Papa gave us his business card. His name, we finally learn, is Juan and he owns a very successful car repair business in Guadalajara. We borrow a pen to get the email address, which his son writes on the back of the card. He says to us that we are now family. We are honored.
We learn that most of the people attending tonight own their own businesses, but those who don’t and work for someone will have to drive back to Guadalajara tonight in order to work tomorrow, Sunday. We are glad we won’t be on the roads after watching the tequila consumption and pray that they safely return. The Atlanta cousin asks us if we will walk home on the beach and when Pat says, "no, we will walk along the road," he says that is best. He wants to make sure we get home safely.
Dusty is finally encouraged that it is time for us to leave though he has settled in and would love to stay longer. We have been celebrating for almost 4 hours with the familia and their guests. As we say our thank you’s for something that the words cannot possibly reflect, we hug, wish well and then walk back to our place.

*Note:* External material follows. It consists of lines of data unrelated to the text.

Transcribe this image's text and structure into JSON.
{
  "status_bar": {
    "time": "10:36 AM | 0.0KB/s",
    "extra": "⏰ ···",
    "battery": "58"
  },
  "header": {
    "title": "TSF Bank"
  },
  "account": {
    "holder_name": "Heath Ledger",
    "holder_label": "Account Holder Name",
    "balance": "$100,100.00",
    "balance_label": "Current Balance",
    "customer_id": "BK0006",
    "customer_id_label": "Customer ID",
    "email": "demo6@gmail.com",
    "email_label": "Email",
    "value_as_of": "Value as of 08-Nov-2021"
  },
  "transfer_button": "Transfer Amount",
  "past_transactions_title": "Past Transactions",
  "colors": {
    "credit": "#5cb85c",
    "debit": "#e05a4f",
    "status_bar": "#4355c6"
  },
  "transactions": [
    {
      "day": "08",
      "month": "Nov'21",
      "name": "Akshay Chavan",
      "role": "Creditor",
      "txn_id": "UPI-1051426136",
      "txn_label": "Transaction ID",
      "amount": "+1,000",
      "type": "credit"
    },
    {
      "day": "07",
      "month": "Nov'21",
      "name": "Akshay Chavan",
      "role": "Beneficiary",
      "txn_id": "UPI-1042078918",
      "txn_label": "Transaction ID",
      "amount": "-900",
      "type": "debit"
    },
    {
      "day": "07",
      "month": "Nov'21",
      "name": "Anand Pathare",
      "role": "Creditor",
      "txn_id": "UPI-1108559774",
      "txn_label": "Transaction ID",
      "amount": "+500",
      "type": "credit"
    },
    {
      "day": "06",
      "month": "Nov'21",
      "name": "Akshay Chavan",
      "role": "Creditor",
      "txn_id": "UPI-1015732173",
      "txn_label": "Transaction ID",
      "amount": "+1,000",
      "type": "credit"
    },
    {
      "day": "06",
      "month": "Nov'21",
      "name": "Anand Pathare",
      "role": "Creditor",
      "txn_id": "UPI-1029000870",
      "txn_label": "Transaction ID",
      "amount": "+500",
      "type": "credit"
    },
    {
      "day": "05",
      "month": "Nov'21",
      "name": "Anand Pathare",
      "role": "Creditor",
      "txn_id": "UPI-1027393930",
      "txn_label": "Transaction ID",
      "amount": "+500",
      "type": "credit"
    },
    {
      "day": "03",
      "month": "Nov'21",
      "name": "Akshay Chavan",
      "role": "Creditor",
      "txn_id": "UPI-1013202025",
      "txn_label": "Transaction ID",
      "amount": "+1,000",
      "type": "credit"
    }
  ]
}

Our minds are spinning, not just from the tequila, but mostly from the unique experience we can’t wrap our heads around. We had no camera and chose not to go get one as we wanted to be part of the celebration, not looking and observing from the outside in. We only wish we could have some photos of the special occasion but they will have to be in our heads. We discussed that if at our children’s weddings someone is standing on the outside looking in that we must invite them to join our celebration.
After preparing for bed, which was harder for Dusty than Pat as his mouth opened more frequently during the fiesta, we heard explosions. Yes, the next event was fireworks at the wedding. We listened, then drifted off to sleep listening to the crash of the fireworks blend with the crash of the waves from the ocean. Life is good. Viva Mexico!